Interpretive Summary: Probiotics are yeast or bacteria cultures often administered to animals to improve gut health and function. This study evaluated the effects of feed-administration of a dry live yeast product composed of Saccharomyces cerevisiae on fermentation characteristics in the gut of cattle during the feeding of three different, yet each important, diets defined as GROWTH, TRANSITION, and FINISHING diets designed to adapt animals to high energy diets and promote increase in body size, muscle accretion, and fat deposition. Results showed that feeding yeast improved the rate and overall digestibility of the more readily fermentable feed components in all diets as evidenced by increases in rates of gas production and digestion kinetics, although this appeared to be influenced by amount of yeast fed. For the FINISHING diet, yeast treatment also improved digestion of the more fibrous portion of that diet and increased populations of protozoa, albeit modestly, with the latter being an undesired result. These results demonstrate that yeast supplementation of cattle diets can improve the animals’ digestion, although the risks to overall gut health needs to be further investigated with the FINISHING diet. These results will help cattle producers improve digestive performance of their animals, thereby helping them produce high quality meat and milk for the American consumer at less cost.

Technical Abstract: This study evaluated the effects of supplementing dry live yeast (LY; Saccharomyces cerevisiae) on in vitro gas production (IVGP) fermentation dynamics, pH, and CH4 concentration at 48 h and in situ rumen parameters and digestibility of DM (DMD) and NDF (NDFD) of growing cattle during 3 feeding phases: grower (GRW) for 17 d (38% steamed-flaked corn; SFC), transition (TRANS) for 15 d (55.5% SFC: 1.2 Mcal/kg NEg), and finisher (FIN) for 13 d (73% SFC: 1.23 Mcal/kg NEg). Twenty British-crossbred, ruminally cannulated steers (183 kg ± 44 kg) 6 mo of age were blocked by weight into 5 pens containing Calan gate feeders and received a control (CON) diet (17.2% CP, 35.8% NDF, 86.7% DM) without LY on days -12 to 0. After, animals were randomly assigned to treatments (TRT), 5 animals per TRT: CON or LY at inclusion rates of 5 g/d (LY1), 10 g/d (LY2), or 15 g/d (LY3) top dressed every morning at 0800 for 45 d. The DMD and NDFD were assessed during 7 separate collection days using in situ nylon bags containing 5 g of GRW, TRANS, or FIN diets, incubated at 1200 for 48 h. Protozoa counts (PC) were determined during 5 collection periods.

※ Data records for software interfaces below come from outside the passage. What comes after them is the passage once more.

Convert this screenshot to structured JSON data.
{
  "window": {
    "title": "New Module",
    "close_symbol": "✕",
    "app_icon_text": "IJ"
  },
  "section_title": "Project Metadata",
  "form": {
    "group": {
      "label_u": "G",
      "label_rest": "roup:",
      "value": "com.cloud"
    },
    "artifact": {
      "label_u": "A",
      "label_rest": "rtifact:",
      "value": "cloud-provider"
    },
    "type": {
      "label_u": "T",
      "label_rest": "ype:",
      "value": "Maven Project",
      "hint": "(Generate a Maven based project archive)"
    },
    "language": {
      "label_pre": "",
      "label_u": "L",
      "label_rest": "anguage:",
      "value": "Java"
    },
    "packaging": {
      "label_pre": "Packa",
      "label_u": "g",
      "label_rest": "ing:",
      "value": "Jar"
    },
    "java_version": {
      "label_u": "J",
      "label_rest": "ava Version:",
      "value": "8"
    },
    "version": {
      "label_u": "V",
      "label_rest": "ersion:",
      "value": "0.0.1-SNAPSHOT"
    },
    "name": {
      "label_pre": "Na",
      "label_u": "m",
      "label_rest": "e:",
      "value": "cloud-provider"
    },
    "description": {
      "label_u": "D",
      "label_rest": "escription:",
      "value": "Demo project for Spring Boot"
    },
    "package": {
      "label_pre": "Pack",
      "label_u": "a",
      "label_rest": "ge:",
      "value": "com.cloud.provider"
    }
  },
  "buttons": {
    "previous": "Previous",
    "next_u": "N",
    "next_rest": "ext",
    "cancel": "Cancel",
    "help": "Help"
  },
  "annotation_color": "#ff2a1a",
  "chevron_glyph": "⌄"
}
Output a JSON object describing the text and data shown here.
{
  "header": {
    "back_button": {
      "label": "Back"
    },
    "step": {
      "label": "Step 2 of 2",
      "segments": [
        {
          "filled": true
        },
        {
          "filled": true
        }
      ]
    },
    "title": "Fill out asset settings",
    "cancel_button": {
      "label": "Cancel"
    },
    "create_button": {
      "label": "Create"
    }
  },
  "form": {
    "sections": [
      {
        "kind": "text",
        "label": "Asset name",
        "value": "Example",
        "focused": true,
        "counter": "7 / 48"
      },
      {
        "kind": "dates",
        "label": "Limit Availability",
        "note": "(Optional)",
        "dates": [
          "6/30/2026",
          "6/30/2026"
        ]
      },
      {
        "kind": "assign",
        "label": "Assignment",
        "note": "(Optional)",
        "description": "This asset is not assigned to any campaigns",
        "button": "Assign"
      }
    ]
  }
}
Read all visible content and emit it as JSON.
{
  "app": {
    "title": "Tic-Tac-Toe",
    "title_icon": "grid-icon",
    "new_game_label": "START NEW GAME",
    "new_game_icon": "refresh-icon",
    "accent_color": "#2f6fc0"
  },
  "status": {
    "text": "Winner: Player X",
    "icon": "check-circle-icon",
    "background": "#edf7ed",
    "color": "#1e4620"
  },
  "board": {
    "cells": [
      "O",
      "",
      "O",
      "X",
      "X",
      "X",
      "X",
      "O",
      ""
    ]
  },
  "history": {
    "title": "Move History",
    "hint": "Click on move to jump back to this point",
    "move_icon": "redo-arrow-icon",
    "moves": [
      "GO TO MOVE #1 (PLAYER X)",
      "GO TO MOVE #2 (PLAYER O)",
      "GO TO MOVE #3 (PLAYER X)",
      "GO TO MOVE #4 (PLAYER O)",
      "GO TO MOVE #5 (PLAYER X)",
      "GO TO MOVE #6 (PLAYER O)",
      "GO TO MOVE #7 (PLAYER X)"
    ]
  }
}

Data were analyzed as a repeated measure within a randomized complete block design, assuming a random effect of the pen. For GRW, TRT altered the total gas production of the nonfiber carbohydrate (NFC; P = 0.045) and the fractional rate of degradation (kd) of the fiber carbohydrate (FC) pool (P = 0.001) in a cubic pattern (P less than or equal to 0.05): LY2 had the most gas production and fastest kd. TRT also influenced DMD (P = 0.035) and NDFD (P = 0.012), with LY2 providing the greatest digestibility. For TRANS, TRT tended to affect the NFC kd (P = 0.078) and influenced pH (P = 0.04) and DMD (P < 0.001) in which LY2 yielded the fastest kd, highest pH, and greatest DMD. For FIN, there was an effect of TRT on total gas production (P < 0.001) and kd (P = 0.004) of the NFC pool, FC kd (P = 0.012), in vitro CH4 concentration (P < 0.001), PC (P < 0.001), DMD (P = 0.039), and NDFD (P = 0.008). LY1 had the highest PC and provided the greatest DMD and NDFD. LY2 had the fastest kd of both the NFC and FC pools and had the least CH4 concentration. LY3 had the greatest NFC gas production. No specific dose response pattern was observed, but 10 g/d provided the most beneficial result for all diets. We concluded that supplementation with LY affected IVGP as well as ruminal parameters and digestibilities.